-- Material for the task follows --

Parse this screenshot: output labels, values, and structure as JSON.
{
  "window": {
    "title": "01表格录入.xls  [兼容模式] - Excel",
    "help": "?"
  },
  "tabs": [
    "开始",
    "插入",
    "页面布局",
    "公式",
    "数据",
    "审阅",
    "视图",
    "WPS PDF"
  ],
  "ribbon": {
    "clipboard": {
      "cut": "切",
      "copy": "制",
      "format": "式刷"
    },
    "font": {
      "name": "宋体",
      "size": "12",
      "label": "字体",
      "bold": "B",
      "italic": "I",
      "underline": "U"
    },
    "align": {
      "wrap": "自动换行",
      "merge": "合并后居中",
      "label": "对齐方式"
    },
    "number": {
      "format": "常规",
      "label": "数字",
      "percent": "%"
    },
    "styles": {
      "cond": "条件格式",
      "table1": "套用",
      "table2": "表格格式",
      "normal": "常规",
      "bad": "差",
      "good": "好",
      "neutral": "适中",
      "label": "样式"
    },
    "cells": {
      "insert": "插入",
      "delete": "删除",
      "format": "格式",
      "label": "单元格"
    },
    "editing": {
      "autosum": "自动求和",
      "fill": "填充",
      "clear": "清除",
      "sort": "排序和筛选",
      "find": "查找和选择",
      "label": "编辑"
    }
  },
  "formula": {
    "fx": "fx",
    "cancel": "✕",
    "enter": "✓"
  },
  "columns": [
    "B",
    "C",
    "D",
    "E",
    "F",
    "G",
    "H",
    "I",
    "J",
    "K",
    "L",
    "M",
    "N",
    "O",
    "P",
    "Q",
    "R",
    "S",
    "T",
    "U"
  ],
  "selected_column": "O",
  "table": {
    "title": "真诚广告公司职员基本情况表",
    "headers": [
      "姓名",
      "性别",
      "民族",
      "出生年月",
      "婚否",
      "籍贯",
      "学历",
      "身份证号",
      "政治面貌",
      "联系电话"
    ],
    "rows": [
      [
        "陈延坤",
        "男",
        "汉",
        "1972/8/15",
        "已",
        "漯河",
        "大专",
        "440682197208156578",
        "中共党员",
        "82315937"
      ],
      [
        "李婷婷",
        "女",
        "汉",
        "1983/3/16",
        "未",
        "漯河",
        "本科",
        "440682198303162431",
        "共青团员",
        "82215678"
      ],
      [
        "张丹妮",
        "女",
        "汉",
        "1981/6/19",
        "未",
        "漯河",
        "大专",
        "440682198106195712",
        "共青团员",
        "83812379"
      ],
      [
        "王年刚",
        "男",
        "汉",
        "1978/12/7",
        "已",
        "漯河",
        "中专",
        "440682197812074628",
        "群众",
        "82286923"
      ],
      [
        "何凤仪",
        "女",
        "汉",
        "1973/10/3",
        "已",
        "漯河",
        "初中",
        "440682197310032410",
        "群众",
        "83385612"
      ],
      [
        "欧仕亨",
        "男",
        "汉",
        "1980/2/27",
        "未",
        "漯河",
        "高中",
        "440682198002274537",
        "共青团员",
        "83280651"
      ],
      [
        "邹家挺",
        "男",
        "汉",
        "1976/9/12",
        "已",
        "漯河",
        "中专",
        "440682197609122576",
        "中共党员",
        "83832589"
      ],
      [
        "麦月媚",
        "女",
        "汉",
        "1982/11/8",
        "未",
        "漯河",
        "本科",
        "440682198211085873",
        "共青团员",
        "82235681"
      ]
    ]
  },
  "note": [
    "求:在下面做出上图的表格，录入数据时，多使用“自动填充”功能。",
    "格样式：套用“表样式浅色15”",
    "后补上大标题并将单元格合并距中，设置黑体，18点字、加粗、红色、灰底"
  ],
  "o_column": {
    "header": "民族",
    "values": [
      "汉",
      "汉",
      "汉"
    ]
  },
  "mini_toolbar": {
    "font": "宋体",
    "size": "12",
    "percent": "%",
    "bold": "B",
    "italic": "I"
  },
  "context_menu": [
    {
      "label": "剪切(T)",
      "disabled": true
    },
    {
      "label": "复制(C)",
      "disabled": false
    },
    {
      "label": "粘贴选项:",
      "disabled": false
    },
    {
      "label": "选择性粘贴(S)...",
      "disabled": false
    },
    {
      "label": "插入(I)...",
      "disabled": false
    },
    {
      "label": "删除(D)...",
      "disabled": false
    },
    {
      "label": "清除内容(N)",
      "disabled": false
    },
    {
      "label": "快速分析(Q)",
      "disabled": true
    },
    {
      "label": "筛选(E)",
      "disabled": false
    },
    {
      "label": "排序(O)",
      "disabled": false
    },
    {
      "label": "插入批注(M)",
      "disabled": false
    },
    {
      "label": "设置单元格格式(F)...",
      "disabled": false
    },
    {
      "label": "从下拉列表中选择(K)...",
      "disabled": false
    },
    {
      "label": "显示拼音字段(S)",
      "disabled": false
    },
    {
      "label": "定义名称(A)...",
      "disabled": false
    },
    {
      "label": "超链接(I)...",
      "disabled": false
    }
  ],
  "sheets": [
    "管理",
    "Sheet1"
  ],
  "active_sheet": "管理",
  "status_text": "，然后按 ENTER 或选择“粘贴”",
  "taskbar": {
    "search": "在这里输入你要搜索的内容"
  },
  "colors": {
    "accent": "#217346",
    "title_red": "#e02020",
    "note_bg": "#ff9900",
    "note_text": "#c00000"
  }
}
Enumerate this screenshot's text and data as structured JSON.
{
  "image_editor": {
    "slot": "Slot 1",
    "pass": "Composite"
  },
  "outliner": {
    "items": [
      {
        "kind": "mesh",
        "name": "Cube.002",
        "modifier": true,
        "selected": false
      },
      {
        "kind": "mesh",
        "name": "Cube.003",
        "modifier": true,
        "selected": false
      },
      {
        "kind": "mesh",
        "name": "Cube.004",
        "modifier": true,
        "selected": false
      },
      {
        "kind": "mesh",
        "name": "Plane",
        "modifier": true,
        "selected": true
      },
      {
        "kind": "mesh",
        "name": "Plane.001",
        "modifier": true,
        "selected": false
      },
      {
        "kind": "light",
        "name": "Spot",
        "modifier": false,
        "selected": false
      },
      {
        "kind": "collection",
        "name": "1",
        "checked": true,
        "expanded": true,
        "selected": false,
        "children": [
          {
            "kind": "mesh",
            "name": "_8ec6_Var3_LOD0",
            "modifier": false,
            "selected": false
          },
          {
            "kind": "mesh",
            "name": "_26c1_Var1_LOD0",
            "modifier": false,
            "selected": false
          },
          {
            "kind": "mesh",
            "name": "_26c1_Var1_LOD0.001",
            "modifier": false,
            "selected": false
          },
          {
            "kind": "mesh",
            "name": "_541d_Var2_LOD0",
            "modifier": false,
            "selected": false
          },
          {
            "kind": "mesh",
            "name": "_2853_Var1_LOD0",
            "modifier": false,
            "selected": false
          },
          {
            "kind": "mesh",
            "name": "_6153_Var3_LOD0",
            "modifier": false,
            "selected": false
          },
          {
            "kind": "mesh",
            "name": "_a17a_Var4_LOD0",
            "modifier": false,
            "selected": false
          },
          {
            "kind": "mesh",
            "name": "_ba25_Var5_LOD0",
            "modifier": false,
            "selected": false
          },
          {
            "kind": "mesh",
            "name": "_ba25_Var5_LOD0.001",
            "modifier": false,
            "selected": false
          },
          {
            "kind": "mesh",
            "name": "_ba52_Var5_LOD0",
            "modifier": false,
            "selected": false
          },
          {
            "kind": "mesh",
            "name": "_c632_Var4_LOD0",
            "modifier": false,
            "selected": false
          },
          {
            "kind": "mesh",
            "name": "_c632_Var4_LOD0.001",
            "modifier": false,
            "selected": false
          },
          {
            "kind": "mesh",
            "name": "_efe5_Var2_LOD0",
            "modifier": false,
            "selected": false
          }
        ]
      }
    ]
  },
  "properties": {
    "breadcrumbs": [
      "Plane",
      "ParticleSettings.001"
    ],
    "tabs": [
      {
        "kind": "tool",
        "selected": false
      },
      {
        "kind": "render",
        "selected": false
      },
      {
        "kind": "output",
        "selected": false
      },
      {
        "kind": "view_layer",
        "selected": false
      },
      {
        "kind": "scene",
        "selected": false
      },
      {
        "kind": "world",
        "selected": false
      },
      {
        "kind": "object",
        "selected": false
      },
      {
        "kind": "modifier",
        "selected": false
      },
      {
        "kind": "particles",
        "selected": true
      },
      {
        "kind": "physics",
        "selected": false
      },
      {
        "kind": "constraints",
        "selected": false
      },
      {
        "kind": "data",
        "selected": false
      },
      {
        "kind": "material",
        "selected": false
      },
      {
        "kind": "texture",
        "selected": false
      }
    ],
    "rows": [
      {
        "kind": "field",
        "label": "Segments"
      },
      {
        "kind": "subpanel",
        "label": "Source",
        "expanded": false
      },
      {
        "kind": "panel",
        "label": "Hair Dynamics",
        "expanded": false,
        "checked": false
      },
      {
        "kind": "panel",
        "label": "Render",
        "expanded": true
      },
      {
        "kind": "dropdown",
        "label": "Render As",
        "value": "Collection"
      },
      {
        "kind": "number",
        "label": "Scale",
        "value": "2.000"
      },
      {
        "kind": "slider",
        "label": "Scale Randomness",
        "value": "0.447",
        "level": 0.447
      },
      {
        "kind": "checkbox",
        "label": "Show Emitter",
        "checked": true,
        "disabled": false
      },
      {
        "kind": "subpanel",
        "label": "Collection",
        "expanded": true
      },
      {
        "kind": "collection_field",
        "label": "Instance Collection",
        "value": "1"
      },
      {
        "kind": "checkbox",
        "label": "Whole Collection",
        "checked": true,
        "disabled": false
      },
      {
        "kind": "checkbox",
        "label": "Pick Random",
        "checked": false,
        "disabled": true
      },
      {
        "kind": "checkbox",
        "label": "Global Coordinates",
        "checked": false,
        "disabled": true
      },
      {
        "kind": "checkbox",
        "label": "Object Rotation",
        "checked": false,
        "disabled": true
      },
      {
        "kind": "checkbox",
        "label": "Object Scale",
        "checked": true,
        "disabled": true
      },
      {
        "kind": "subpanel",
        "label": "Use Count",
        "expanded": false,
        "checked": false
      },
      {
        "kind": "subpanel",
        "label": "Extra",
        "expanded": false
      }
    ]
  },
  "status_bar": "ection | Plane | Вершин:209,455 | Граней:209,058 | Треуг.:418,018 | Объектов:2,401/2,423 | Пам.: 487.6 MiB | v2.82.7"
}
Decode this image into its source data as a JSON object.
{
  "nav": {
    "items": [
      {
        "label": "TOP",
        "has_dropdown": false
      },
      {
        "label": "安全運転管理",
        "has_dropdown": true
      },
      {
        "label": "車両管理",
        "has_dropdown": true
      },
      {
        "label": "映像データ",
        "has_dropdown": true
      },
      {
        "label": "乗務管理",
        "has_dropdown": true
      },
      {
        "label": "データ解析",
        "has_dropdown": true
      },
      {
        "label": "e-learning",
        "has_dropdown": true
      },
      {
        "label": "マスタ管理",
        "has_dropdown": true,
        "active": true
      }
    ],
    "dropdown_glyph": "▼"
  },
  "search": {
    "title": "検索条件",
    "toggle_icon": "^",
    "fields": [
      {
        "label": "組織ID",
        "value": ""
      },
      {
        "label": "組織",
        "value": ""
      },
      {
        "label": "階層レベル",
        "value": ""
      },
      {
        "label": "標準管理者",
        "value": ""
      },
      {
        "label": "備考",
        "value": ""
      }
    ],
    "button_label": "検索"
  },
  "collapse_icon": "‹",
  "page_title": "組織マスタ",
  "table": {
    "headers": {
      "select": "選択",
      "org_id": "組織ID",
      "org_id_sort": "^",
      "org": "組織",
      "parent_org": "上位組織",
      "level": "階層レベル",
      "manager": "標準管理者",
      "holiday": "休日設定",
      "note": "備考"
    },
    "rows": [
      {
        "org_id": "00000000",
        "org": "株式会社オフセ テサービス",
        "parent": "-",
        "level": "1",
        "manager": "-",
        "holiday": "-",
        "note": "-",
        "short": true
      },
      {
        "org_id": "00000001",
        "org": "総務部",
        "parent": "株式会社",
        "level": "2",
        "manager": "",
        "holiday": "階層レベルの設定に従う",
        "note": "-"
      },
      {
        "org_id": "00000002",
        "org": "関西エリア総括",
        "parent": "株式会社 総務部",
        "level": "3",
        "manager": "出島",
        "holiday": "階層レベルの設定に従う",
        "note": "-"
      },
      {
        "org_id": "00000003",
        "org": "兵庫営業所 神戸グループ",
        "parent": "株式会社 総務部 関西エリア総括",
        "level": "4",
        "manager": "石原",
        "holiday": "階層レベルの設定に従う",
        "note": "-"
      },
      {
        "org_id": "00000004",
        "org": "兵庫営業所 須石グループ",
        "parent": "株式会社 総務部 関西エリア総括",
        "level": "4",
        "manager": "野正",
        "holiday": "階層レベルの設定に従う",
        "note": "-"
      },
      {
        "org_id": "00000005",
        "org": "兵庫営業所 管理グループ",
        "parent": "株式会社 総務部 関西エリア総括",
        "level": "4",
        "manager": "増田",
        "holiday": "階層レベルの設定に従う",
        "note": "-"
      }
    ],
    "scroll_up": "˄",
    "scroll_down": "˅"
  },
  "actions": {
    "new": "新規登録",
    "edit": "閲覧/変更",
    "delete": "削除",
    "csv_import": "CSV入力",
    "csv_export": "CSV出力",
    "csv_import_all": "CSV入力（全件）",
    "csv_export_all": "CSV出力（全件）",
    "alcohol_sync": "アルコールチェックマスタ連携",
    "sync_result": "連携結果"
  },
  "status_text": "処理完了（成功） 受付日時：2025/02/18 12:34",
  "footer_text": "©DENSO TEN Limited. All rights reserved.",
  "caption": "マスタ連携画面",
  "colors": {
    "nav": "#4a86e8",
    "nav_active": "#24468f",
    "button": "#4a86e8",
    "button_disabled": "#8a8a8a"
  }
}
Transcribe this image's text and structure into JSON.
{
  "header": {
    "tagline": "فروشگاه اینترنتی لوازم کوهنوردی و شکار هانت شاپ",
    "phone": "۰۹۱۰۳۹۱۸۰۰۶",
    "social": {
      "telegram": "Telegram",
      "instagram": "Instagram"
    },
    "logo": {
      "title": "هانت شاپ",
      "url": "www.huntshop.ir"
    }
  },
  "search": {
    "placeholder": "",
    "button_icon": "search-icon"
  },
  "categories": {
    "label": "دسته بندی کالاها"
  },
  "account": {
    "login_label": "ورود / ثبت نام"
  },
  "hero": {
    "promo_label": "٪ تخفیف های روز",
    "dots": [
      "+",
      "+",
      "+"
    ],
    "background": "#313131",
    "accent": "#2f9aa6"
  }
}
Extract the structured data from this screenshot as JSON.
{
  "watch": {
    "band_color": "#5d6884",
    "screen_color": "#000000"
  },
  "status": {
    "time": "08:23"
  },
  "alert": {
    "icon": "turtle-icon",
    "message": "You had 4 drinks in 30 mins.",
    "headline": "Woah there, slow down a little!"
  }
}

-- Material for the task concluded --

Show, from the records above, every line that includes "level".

__Answer to this task__
        "level": 0.447
      "level": "階層レベル",
        "level": "1",
        "level": "2",
        "level": "3",
        "level": "4",
        "level": "4",
        "level": "4",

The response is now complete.